He concludes:
Directed panspermia is not the best explanation of the data available today, but it remains a scientifically grounded idea that implicates an intelligent designer as responsible for life on Earth. It makes no claims that attach it to any particular religion or creed. There’s no reason it couldn’t be taught in schools.

We have nothing to fear from teaching a genuinely scientific theory of intelligent design in public schools. In fact, directed panspermia provides an excellent vehicle for students to understand the themes of astrobiology and the complexities of evolution. Let the students examine the evidence and decide for themselves which is more likely: origin of life on Earth, or origin from afar by extraterrestrial beings. Such an imaginative exercise will push students toward the frontiers of inquiry and inspire novel solutions toward a new, scientific theory of our origins.
There is a major problem to this theory. If life is transferred from another planet to ours, how did life on that planet begin? Panspermia does not explain the "origin of species" but moves the problem back another million to billion years. God remains the most obvious explanation for life. Rocks and dirt do not create life - even simple, single cells whether on our planet or one's on other galaxies.

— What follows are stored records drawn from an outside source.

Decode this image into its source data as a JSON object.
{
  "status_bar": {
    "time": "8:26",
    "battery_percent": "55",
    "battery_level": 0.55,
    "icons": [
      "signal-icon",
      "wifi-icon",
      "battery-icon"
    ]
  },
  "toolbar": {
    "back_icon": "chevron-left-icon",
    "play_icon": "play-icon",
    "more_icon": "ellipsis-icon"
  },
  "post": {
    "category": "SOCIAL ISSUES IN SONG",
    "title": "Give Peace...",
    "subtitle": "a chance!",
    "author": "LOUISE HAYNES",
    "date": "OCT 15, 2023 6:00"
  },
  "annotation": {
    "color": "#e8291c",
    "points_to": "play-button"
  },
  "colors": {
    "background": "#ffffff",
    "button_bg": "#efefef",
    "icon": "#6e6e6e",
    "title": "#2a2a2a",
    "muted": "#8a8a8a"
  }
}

In the end, Haqq-Misra reveals the worldview behind much of popular science. Having rejected God as a hypothesis, they are in search for aliens. So instead of allowing science to shape their worldview, which is what they want us to believe, much of the scientific community allow their worldview to shape their science. Panspermia is just one example of that.

I will let Albert Mohler have the last word:
Talk about magical thinking. For Christians, this simply reminds us that it’s the Christian biblical worldview when it comes to creation or it’s some other form of an understanding of how intelligent life in the entire cosmos came to be. And in this case, published in the Sunday edition of the Boston Globe is an argument that dismisses the Christian understanding of Intelligent Design, indeed, the biblical account of creation, and simply replaces it with the hypothesis of interplanetary panspermia. Now that is a form of truly magical thinking. It’s also a sign of intellectual desperation.